WHAT THE TASK REQUIRES:
Work through the entries below and show every line in which "JSON" is found.

══════════════════════════════

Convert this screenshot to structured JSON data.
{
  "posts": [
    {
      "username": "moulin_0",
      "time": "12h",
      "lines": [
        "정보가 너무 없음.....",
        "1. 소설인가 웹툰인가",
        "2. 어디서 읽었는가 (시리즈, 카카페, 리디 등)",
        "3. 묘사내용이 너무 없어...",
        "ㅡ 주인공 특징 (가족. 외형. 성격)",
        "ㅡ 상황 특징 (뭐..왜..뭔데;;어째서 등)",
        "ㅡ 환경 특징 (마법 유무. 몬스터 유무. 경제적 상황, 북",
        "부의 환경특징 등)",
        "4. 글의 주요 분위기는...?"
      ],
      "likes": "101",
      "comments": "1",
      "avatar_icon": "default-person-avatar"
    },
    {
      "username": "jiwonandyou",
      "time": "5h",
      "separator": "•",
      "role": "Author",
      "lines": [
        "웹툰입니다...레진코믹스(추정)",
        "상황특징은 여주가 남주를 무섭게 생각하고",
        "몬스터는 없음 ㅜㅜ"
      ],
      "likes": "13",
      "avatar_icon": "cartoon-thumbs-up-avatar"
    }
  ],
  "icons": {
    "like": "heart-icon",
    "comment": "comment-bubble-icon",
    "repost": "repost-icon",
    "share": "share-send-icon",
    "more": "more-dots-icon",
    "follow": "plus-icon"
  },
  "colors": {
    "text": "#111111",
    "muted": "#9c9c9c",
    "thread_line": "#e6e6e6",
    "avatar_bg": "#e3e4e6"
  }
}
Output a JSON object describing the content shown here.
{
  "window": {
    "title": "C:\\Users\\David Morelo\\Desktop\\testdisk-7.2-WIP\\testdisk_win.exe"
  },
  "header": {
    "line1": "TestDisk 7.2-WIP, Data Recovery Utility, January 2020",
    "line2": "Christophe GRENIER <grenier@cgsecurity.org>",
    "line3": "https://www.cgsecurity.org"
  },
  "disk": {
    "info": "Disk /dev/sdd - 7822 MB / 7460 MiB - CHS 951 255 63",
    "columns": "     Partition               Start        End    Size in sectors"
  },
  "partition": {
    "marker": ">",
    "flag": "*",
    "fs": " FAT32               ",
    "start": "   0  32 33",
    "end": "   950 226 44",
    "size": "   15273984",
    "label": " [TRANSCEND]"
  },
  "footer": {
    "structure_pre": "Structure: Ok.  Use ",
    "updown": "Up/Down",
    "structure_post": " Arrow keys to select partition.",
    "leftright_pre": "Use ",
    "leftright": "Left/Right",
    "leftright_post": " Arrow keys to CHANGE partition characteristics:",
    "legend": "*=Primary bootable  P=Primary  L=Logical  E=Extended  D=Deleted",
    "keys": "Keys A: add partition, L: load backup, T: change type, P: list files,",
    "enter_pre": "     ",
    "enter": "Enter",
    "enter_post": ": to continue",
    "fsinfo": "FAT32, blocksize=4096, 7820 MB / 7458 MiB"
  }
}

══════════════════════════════

ANSWER TO THE PROBLEM:
Convert this screenshot to structured JSON data.
Output a JSON object describing the content shown here.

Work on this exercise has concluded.